Skip to main content

About your Search

20121129
20121207
Search Results 0 to 6 of about 7 (some duplicates have been removed)
: as the country fast approaches the fiscal cliff, the two sides are talking past each other. democrats say they've laid down their marker hiking tax rates on wealthier americans. and it's up to republicans to propose specific spending cuts they want to entitlement programs. however, republicans say they've offered a concession putting revenue on the table. and they say it's now up to the president and his fellow democrats to feel some pain and propose cuts in medicare and medicaid. confu confusing? we asked senate majority leader harry reid. where's the disconnect? >> i don't understand his brain. so you should ask him, okay. >> from capitol hill to the white house, democrats say the major hurdle remains, the tax issue, whether republicans will agree not just to revenue but to raising tax rates. republicans as you will not be surprised have made clear so far that is a no-go. so what's next? well, a top republican aide told me they look forward to hearing from the white house. a top democratic aide saying, our door is open. read that, wolf, as a standstill. >> they've waited a few weeks before a
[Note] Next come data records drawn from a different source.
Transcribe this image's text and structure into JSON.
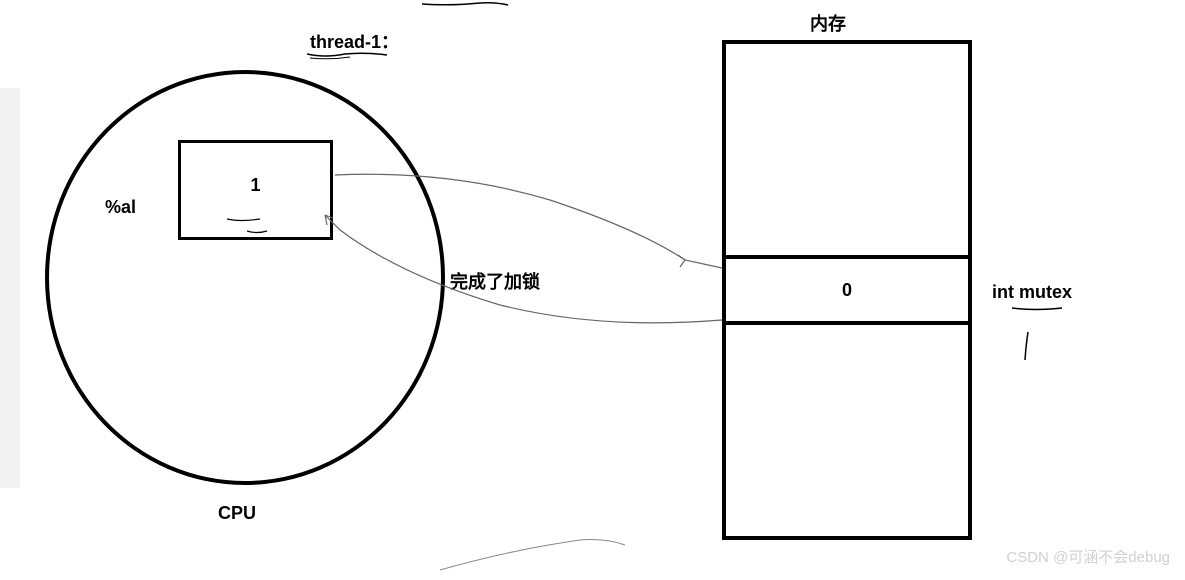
{
  "diagram": {
    "thread_label": "thread-1：",
    "register_label": "%al",
    "register_value": "1",
    "cpu_label": "CPU",
    "lock_status": "完成了加锁",
    "memory_label": "内存",
    "memory_cell_value": "0",
    "mutex_label": "int mutex",
    "watermark": "CSDN @可涵不会debug"
  }
}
discussion of the fiscal cliff, given that is what lawmakers are talking about now. mitt romney just arrived here. we're not expecting anything huge to come out of this meeting. no appointment. for example, to the cabinet. but the president certainly, i think, hoping to engage in a serious conversation. this, as you point out, will be just the seventh time that these two have sat down after what was really a bruising fight during the election. this is really about sort of striking a tone of bipartisanship, helping these two former rivals to bury the hatchet but helping, i think the country to move forward, especially as we get closer to that fiscal cliff deadline. >> and ruth is here at the table. one of the issues could be the sort of backdrop the post-election comment by all sides not only mitt romney but also by stewart stevenson, op-ed his adviser. there was a time not long ago when the problems of the democratic party revolved arounding too liberal and dependent on minorities. obama turned those problems in advantages and rode that strategy to victory but he was a charismatic african-am
. if the fiscal cliff hits and nothing changes. as you go and look at the first group of folks here, talk about people who make very little money, up to $20,000 or $20,000 to $40,000. this yellow part represents the current amount of taxes folks are paying out there. if the fiscal cliff hits and nothing changes, this group would pay about $400 more. this group down here would pay about $1,200 more. that doesn't seem like a whether or not he will lot of money, but against that kind of income it's pretty big. move to the next category. if you go to $40,000 to $64,000 in income or $64,000 to $108,000, you see the green area's much bigger. that's because there are a lot of taxpayers like this. and they're paying a fairly sizable amount. but if they're out there and the fiscal cliff goes all the way through and nothing stops it, look what's going to happen. almost $2,000 more for this group. that's what you would have to pay if you're in that group. and look down here at the other one down here, $64,000 to $108,000, $3,500 more on that. and as you move up it gets even more so. go to this group, peop
of u.s. homeowners could get a financial hit if the fiscal cliff negotiations tweak a popular tax break. if the negotiators do that, the mortgage interest deduction could be on the table at those talks. christine romans has more now. >> reporter: don, the middle class's most cherished tax break could be in the cross hairs of negotiations. government spending on this will reach $100 billion by 2014 making it the third largest tax break on the books. who does it help? 41 million people. the most recent irs data shows 41 million people claimed this deduction on their 2010 tax returns. the tax return policy center says it tends to benefit upper middle class families the most. for those with annual incomes of less than $40,000, their savings about $91. or $5,500. this benefits people most on both coasts and cities like chicago with higher property prices. watching the fiscal cliff negotiations closely for what could happen next to the tax goody next year. don? >> christine, thank you very much. >>> okay. the fiscal cliff, you have heard vague warnings. let's get specific about it. your child
, the president offered a tough fiscal cliff proposal to congress, one that aides to john boehner say -- wait for it -- he's already rejected. of course he has. joining me to talk about all things politics, "new york times" columnist frank bruni and ross doufit. how many seconds was it, do you think, gentlemen, let me start with you, frank, before john boehner rejected out of hand president obama's attempt to try and do a fiscal cliff deal? >> with $1.6 trillion in new taxes, i think probably half a second. >> when you see the apparent attempt at a bipartisan lunch going on today between obama and romney, it was all very sweet and everything, the reality is the picture was about as uncomfortable as the relationship is between the two sides, and again, frank, how do we get to a better place in washington? how do we get these guys to realize, let me throw this at you. i interviewed mike tyson an hour ago. fantastic interview in many ways. what i found really fascinating and relevant to this, he talks about when he goes back to the streets he grew up in in new york, what real people care about.
Search Results 0 to 6 of about 7 (some duplicates have been removed)